1. The variability hypothesis had stated that males are more superior in terms of ability as compared to females, specifically in terms of intelligence. To be precise, he stated that most geniuses are mostly male. Hollingworth and Wooley had refuted the idea of variability hypothesis and had criticized the logic of the hypothesis. They stated that there was no empirical evidence which could prove that men were superior to woman n terms of ability. To examine the relevance of variability hypothesis, Hollingworth and Wooley gathered a data on the birth of 1000 male and 1000 female infants. There research proved that the variability hypothesis had not favored men or women. (Shields 855)
2. Stanley hall was extremely influenced by evolutionary theory of Darwin. He also had read about the inheritance behavior of humans and had always felt that there is a strong link between the evolutionary theory and inheritance behavior of human. For this reason he had examined the aspects of childhood development and tried to link them with the evolutionary theory and recapitulation theory. (Partridge)
Hall’s recapitulation theory states that every human being goes through changes in psychic as well as somatic senses and they later on follow the evolution a human’s mind and body.
3. G. Stanley Hall is regarded to be the pioneer of the greatest experimental psychologists. He was the first person who introduced child and educational psychology and is regarded to be the founding father of this form of psychology. He also founded many psychological and scientific journals which included the American journal of Psychology and he also founded the American Psychological Association. He was influential in the development of psychology in the US and across the globe. He was famous for being known as a genetic psychologist as he linked genetic psychology with child psychology.
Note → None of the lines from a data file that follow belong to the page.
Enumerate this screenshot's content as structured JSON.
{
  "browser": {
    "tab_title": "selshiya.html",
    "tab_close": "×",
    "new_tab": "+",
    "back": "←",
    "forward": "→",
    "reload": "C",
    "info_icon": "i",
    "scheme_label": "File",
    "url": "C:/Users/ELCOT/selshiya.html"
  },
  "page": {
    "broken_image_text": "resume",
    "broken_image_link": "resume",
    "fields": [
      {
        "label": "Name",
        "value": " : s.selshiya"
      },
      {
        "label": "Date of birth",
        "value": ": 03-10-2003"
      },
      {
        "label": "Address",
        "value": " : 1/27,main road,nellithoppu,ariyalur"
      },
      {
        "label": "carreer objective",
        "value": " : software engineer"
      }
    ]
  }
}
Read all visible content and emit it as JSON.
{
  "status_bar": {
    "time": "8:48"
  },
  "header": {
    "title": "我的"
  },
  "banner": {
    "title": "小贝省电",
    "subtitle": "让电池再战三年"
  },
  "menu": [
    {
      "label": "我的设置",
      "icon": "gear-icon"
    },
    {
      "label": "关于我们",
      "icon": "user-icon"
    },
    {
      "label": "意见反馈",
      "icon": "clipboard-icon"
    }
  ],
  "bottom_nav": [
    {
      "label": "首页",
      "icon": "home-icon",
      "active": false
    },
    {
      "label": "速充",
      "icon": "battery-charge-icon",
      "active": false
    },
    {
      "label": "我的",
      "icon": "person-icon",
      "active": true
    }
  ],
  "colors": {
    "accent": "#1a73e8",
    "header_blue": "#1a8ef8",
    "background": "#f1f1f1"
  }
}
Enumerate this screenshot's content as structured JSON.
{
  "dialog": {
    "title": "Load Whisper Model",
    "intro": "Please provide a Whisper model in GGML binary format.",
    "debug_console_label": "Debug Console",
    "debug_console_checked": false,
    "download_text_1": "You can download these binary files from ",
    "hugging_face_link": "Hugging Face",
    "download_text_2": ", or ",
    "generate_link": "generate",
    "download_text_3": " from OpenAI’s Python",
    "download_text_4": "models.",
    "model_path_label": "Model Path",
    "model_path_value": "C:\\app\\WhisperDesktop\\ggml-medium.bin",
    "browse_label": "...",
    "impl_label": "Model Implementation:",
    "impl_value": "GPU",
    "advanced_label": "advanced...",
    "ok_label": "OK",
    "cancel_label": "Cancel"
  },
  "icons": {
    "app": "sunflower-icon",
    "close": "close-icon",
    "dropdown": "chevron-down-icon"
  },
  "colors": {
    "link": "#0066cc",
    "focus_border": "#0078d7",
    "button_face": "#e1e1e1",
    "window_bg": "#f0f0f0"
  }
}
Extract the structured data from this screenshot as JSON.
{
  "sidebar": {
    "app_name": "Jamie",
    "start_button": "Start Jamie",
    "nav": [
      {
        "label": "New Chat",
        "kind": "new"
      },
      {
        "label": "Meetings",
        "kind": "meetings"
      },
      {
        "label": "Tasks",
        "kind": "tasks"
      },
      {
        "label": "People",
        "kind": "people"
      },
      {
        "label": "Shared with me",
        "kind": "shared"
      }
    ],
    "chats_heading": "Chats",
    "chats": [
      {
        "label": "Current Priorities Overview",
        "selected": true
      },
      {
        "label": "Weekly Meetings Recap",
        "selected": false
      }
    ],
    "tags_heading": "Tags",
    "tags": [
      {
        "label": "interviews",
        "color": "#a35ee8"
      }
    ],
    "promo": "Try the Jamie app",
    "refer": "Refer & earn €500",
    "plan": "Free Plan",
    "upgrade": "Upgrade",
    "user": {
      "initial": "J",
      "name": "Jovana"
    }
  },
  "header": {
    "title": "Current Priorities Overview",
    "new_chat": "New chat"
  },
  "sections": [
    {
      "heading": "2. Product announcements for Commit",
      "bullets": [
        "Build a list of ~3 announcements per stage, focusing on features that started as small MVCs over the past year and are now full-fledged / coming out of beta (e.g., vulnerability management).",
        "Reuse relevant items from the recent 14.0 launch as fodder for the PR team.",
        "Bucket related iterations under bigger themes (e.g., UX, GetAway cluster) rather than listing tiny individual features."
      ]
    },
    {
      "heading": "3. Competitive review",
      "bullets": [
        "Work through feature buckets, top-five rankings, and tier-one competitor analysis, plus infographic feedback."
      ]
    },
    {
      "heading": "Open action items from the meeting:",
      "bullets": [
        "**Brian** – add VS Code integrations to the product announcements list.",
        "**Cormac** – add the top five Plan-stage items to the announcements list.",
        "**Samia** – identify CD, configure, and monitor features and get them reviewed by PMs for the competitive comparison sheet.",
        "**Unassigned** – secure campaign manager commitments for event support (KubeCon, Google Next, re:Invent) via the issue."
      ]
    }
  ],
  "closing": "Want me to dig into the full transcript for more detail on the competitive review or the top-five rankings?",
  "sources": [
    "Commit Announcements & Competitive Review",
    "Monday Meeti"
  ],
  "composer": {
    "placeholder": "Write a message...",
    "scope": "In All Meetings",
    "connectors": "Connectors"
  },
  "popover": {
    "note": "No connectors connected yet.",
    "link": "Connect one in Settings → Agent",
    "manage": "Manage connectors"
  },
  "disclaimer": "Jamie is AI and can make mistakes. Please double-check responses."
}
He believed that when children develop, their mental abilities had resembled to those of their ancestors and their parents and they developed their own abilities over a lifetime in their own way.
4. Titchener and Dewey had contributed a lot to the functional psychology. They had proven the mental processes of a human in a systematic and accurate manner. They did not focus on mere consciousness rather they had focused on the purpose of consciousness and human behavior.
There was no single form of functionalism. Functionalism had influenced the educational system and it was not only focused on educational psychology as it had integrated the functions of genetic and child’s psychology. Structuralism on the other hand was mainly concerned with experimental psychology. (Leonard 10)
5. John Angell’s view on functionalism was quite interesting. The three major themes of functionalism were:
- Functional psychology is concerned with mental operations through mental activity and its direct relation with biological forces.
- Mental processes can help in the co operation among the needs of the organism and the human environment.
- Mind and body are not different because functionalism is concerned with the study of mental operations and its relationship with the behavior.
Harvey Carr had made an extensive research on psychology. (Schacter 26) According to him, the subject matter of psychology was that psychology has consisted of all matters which included biological, psychological and social processes.
6. Woodworth’s Dynamic psychology was an attempt to explain the human behavior by combining the theories of motivation, perception, learning and thinking. (Heidbreder 199) This theory had a functionalist approach towards psychology and was quite different from the behaviorist theory. Woodworth’s views of introspection are quite interesting as he stated that introspection is able to provide a privileged access to our mental state and is not dependent on other sources of human knowledge.
Woodworth did not directly consider himself to be a functional psychologist but his theories did depict a sense of functionalism as his theories were a blend of various acts of human behavior.
Heidbreder, Earl. "Robert Sessions Woodworth 1869-1962". British Journal of Psychology, (1953) 54: 199–200
Leonard, Zonus: “Anomalistic Psychology: A Study of Magical Thinking”. Psychology Press (1989), p. 10.
Partridge, “Genetic Philosophy of Education”: An Epitome of the Published Writings of G. Stanley Hall (1912)
Schacter, Daniel. “Psychology” (2007) Worth Publishers, pp. 26–7
Shields, Arnold: “Ms. Pilgrim’s Progress: The contributions of Leta Stetter Hollingworth to the psychology of women”. American Psychologist, (1975) 30, 852-858